_What you will do_
Please write out all the data that follows exactly, without the pictures.
── Exercise materials ──
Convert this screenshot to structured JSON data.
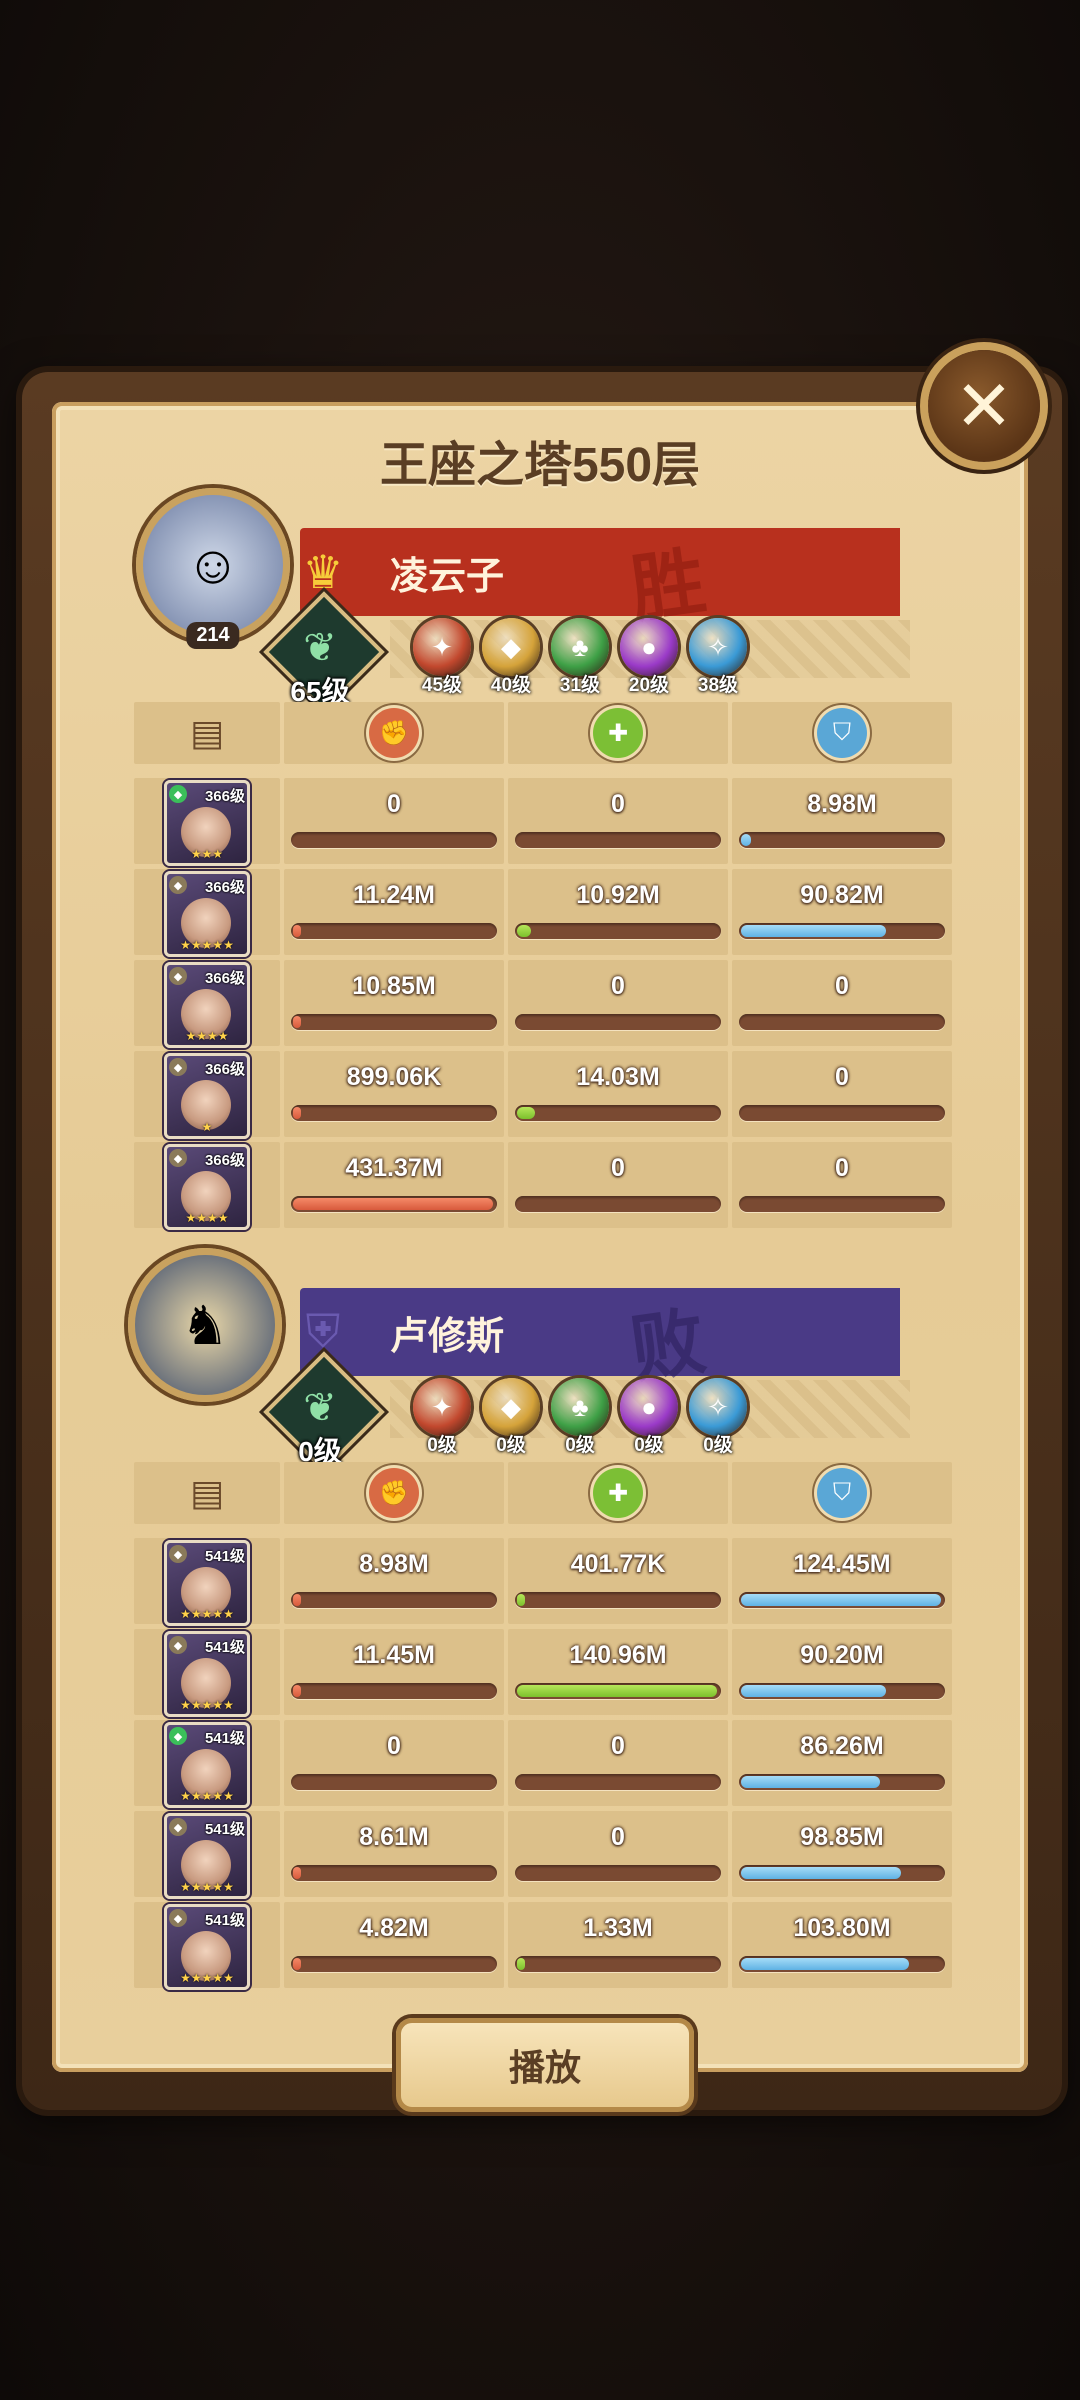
{
  "title": "王座之塔550层",
  "close_icon": "close-x-icon",
  "play_label": "播放",
  "stat_icons": [
    "damage-icon",
    "heal-icon",
    "shield-icon"
  ],
  "stat_icon_colors": [
    "#d86a44",
    "#7cbf35",
    "#5aa7d6"
  ],
  "teams": [
    {
      "player_name": "凌云子",
      "avatar_level": "214",
      "result": "胜",
      "banner_color": "#b8301e",
      "result_color": "#8a1a0c",
      "tree_level": "65级",
      "factions": [
        {
          "icon": "lightbearer-icon",
          "color": "#c2482e",
          "level": "45级"
        },
        {
          "icon": "mauler-icon",
          "color": "#d5a33a",
          "level": "40级"
        },
        {
          "icon": "wilder-icon",
          "color": "#3ea046",
          "level": "31级"
        },
        {
          "icon": "graveborn-icon",
          "color": "#9a3ac8",
          "level": "20级"
        },
        {
          "icon": "celestial-icon",
          "color": "#3a9ad6",
          "level": "38级"
        }
      ],
      "heroes": [
        {
          "level": "366级",
          "stars": "★★★",
          "badge_color": "#3bbf5a",
          "values": [
            "0",
            "0",
            "8.98M"
          ],
          "fills": [
            0,
            0,
            0.05
          ]
        },
        {
          "level": "366级",
          "stars": "★★★★★",
          "badge_color": "#8a7a5a",
          "values": [
            "11.24M",
            "10.92M",
            "90.82M"
          ],
          "fills": [
            0.02,
            0.07,
            0.72
          ]
        },
        {
          "level": "366级",
          "stars": "★★★★",
          "badge_color": "#8a7a5a",
          "values": [
            "10.85M",
            "0",
            "0"
          ],
          "fills": [
            0.02,
            0,
            0
          ]
        },
        {
          "level": "366级",
          "stars": "★",
          "badge_color": "#8a7a5a",
          "values": [
            "899.06K",
            "14.03M",
            "0"
          ],
          "fills": [
            0.005,
            0.09,
            0
          ]
        },
        {
          "level": "366级",
          "stars": "★★★★",
          "badge_color": "#8a7a5a",
          "values": [
            "431.37M",
            "0",
            "0"
          ],
          "fills": [
            0.99,
            0,
            0
          ]
        }
      ]
    },
    {
      "player_name": "卢修斯",
      "avatar_level": "",
      "result": "败",
      "banner_color": "#4a3a86",
      "result_color": "#2a1e5a",
      "tree_level": "0级",
      "factions": [
        {
          "icon": "lightbearer-icon",
          "color": "#c2482e",
          "level": "0级"
        },
        {
          "icon": "mauler-icon",
          "color": "#d5a33a",
          "level": "0级"
        },
        {
          "icon": "wilder-icon",
          "color": "#3ea046",
          "level": "0级"
        },
        {
          "icon": "graveborn-icon",
          "color": "#9a3ac8",
          "level": "0级"
        },
        {
          "icon": "celestial-icon",
          "color": "#3a9ad6",
          "level": "0级"
        }
      ],
      "heroes": [
        {
          "level": "541级",
          "stars": "★★★★★",
          "badge_color": "#8a7a5a",
          "values": [
            "8.98M",
            "401.77K",
            "124.45M"
          ],
          "fills": [
            0.02,
            0.01,
            0.99
          ]
        },
        {
          "level": "541级",
          "stars": "★★★★★",
          "badge_color": "#8a7a5a",
          "values": [
            "11.45M",
            "140.96M",
            "90.20M"
          ],
          "fills": [
            0.02,
            0.99,
            0.72
          ]
        },
        {
          "level": "541级",
          "stars": "★★★★★",
          "badge_color": "#3bbf5a",
          "values": [
            "0",
            "0",
            "86.26M"
          ],
          "fills": [
            0,
            0,
            0.69
          ]
        },
        {
          "level": "541级",
          "stars": "★★★★★",
          "badge_color": "#8a7a5a",
          "values": [
            "8.61M",
            "0",
            "98.85M"
          ],
          "fills": [
            0.02,
            0,
            0.79
          ]
        },
        {
          "level": "541级",
          "stars": "★★★★★",
          "badge_color": "#8a7a5a",
          "values": [
            "4.82M",
            "1.33M",
            "103.80M"
          ],
          "fills": [
            0.02,
            0.01,
            0.83
          ]
        }
      ]
    }
  ]
}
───
_Task solution_
Convert this screenshot to structured JSON data.
{
  "title": "王座之塔550层",
  "close_icon": "close-x-icon",
  "play_label": "播放",
  "stat_icons": [
    "damage-icon",
    "heal-icon",
    "shield-icon"
  ],
  "stat_icon_colors": [
    "#d86a44",
    "#7cbf35",
    "#5aa7d6"
  ],
  "teams": [
    {
      "player_name": "凌云子",
      "avatar_level": "214",
      "result": "胜",
      "banner_color": "#b8301e",
      "result_color": "#8a1a0c",
      "tree_level": "65级",
      "factions": [
        {
          "icon": "lightbearer-icon",
          "color": "#c2482e",
          "level": "45级"
        },
        {
          "icon": "mauler-icon",
          "color": "#d5a33a",
          "level": "40级"
        },
        {
          "icon": "wilder-icon",
          "color": "#3ea046",
          "level": "31级"
        },
        {
          "icon": "graveborn-icon",
          "color": "#9a3ac8",
          "level": "20级"
        },
        {
          "icon": "celestial-icon",
          "color": "#3a9ad6",
          "level": "38级"
        }
      ],
      "heroes": [
        {
          "level": "366级",
          "stars": "★★★",
          "badge_color": "#3bbf5a",
          "values": [
            "0",
            "0",
            "8.98M"
          ],
          "fills": [
            0,
            0,
            0.05
          ]
        },
        {
          "level": "366级",
          "stars": "★★★★★",
          "badge_color": "#8a7a5a",
          "values": [
            "11.24M",
            "10.92M",
            "90.82M"
          ],
          "fills": [
            0.02,
            0.07,
            0.72
          ]
        },
        {
          "level": "366级",
          "stars": "★★★★",
          "badge_color": "#8a7a5a",
          "values": [
            "10.85M",
            "0",
            "0"
          ],
          "fills": [
            0.02,
            0,
            0
          ]
        },
        {
          "level": "366级",
          "stars": "★",
          "badge_color": "#8a7a5a",
          "values": [
            "899.06K",
            "14.03M",
            "0"
          ],
          "fills": [
            0.005,
            0.09,
            0
          ]
        },
        {
          "level": "366级",
          "stars": "★★★★",
          "badge_color": "#8a7a5a",
          "values": [
            "431.37M",
            "0",
            "0"
          ],
          "fills": [
            0.99,
            0,
            0
          ]
        }
      ]
    },
    {
      "player_name": "卢修斯",
      "avatar_level": "",
      "result": "败",
      "banner_color": "#4a3a86",
      "result_color": "#2a1e5a",
      "tree_level": "0级",
      "factions": [
        {
          "icon": "lightbearer-icon",
          "color": "#c2482e",
          "level": "0级"
        },
        {
          "icon": "mauler-icon",
          "color": "#d5a33a",
          "level": "0级"
        },
        {
          "icon": "wilder-icon",
          "color": "#3ea046",
          "level": "0级"
        },
        {
          "icon": "graveborn-icon",
          "color": "#9a3ac8",
          "level": "0级"
        },
        {
          "icon": "celestial-icon",
          "color": "#3a9ad6",
          "level": "0级"
        }
      ],
      "heroes": [
        {
          "level": "541级",
          "stars": "★★★★★",
          "badge_color": "#8a7a5a",
          "values": [
            "8.98M",
            "401.77K",
            "124.45M"
          ],
          "fills": [
            0.02,
            0.01,
            0.99
          ]
        },
        {
          "level": "541级",
          "stars": "★★★★★",
          "badge_color": "#8a7a5a",
          "values": [
            "11.45M",
            "140.96M",
            "90.20M"
          ],
          "fills": [
            0.02,
            0.99,
            0.72
          ]
        },
        {
          "level": "541级",
          "stars": "★★★★★",
          "badge_color": "#3bbf5a",
          "values": [
            "0",
            "0",
            "86.26M"
          ],
          "fills": [
            0,
            0,
            0.69
          ]
        },
        {
          "level": "541级",
          "stars": "★★★★★",
          "badge_color": "#8a7a5a",
          "values": [
            "8.61M",
            "0",
            "98.85M"
          ],
          "fills": [
            0.02,
            0,
            0.79
          ]
        },
        {
          "level": "541级",
          "stars": "★★★★★",
          "badge_color": "#8a7a5a",
          "values": [
            "4.82M",
            "1.33M",
            "103.80M"
          ],
          "fills": [
            0.02,
            0.01,
            0.83
          ]
        }
      ]
    }
  ]
}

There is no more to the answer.